  9. ^ Pliny the Elder, Natural History, 35th and 36th Books
  10. ^ Knodell, Alex R. (2021). "Table 1 Chronology and abbreviations for the Aegean in the Late Bronze Age (LBA) and Early Iron Age (EIA)". Societies in Transition in Early Greece: An Archaeological History. p. 7. doi:10.1525/luminos.101. ISBN 978-0-520-38053-0. S2CID 234972690.
  11. ^ Woodford, Susan. (1982) The Art of Greece and Rome.
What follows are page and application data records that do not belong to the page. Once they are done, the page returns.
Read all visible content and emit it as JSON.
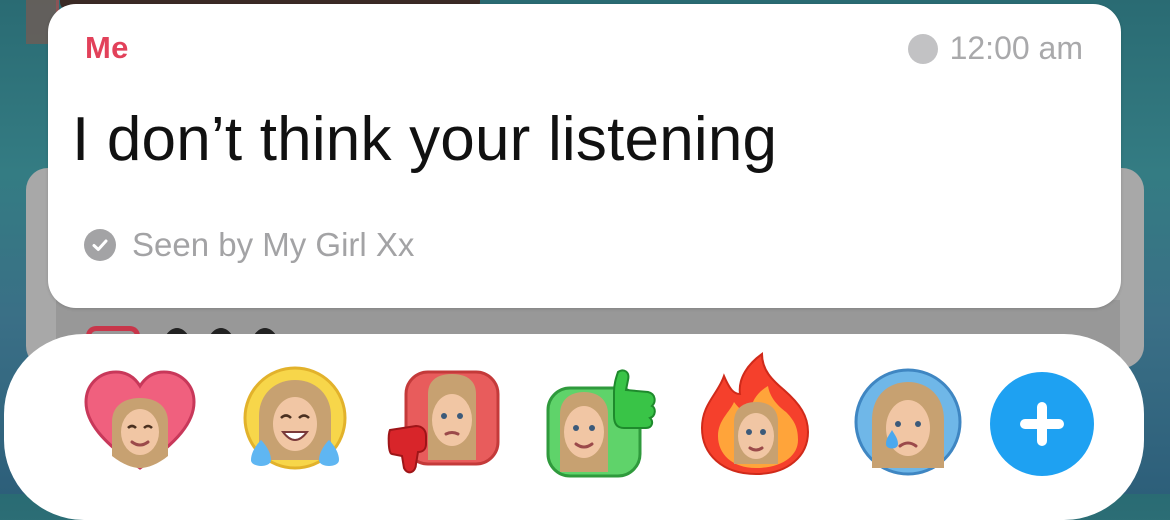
{
  "message": {
    "sender": "Me",
    "time": "12:00 am",
    "text": "I don’t think your listening",
    "seen_status": "Seen by My Girl Xx"
  },
  "reactions": [
    {
      "name": "heart",
      "icon": "heart-bitmoji-icon"
    },
    {
      "name": "laughing",
      "icon": "laughing-bitmoji-icon"
    },
    {
      "name": "thumbs-down",
      "icon": "thumbs-down-bitmoji-icon"
    },
    {
      "name": "thumbs-up",
      "icon": "thumbs-up-bitmoji-icon"
    },
    {
      "name": "fire",
      "icon": "fire-bitmoji-icon"
    },
    {
      "name": "crying",
      "icon": "crying-bitmoji-icon"
    }
  ],
  "add_reaction": {
    "icon": "plus-icon"
  },
  "colors": {
    "sender": "#e2415a",
    "accent_blue": "#1ea1f2",
    "muted_text": "#a3a3a5"
  }
}
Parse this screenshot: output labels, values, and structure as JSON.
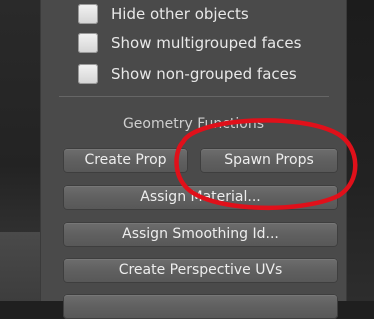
{
  "options": [
    {
      "label": "Hide other objects"
    },
    {
      "label": "Show multigrouped faces"
    },
    {
      "label": "Show non-grouped faces"
    }
  ],
  "geometry_functions": {
    "title": "Geometry Functions",
    "create_prop_label": "Create Prop",
    "spawn_props_label": "Spawn Props",
    "assign_material_label": "Assign Material...",
    "assign_smoothing_label": "Assign Smoothing Id...",
    "create_uvs_label": "Create Perspective UVs"
  },
  "colors": {
    "panel_bg": "#4a4a4a",
    "button_bg": "#616161",
    "annotation": "#e0101a",
    "text": "#e8e8e8"
  }
}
Cambridge: Cambridge University Press, p. 40. ISBN 0521298733
  12. ^ Geometric periods of pottery at
  13. ^ Hanfmann, George M. A. (1957). "Narration in Greek Art". American Journal of Archaeology. 61 (1): 71–78. doi:10.2307/501083. JSTOR 501083. S2CID 193094348.
  14. ^ Coldstream, John Nicolas (2003). Geometric Greece: 900-700 BC. Psychology Press. ISBN 978-0-415-29899-5.[page needed]
  15. ^ a b Coldstream, J. N. (1991). "The Geometric style: birth of the picture". In Rasmussen, Tom; Spivey, Nigel (eds.). Looking at Greek Vases. Cambridge University Press. pp. 37–57. ISBN 978-0-521-37679-2.
  16. ^ Snodgrass, Anthony M. (2001). The Dark Age of Greece: An Archaeological Survey of the Eleventh to the Eighth Centuries BC. Taylor & Francis. ISBN 978-0-415-93636-1.[page needed]
  17. ^ Morris, Ian (1991). Archaeology as Cultural History: Words and Things in Iron Age Greece. Wiley. ISBN 978-0-631-19602-0.[page needed]
  18. ^ Ancient Greek vase production and the black-figure technique, retrieved 2017-11-30

Further reading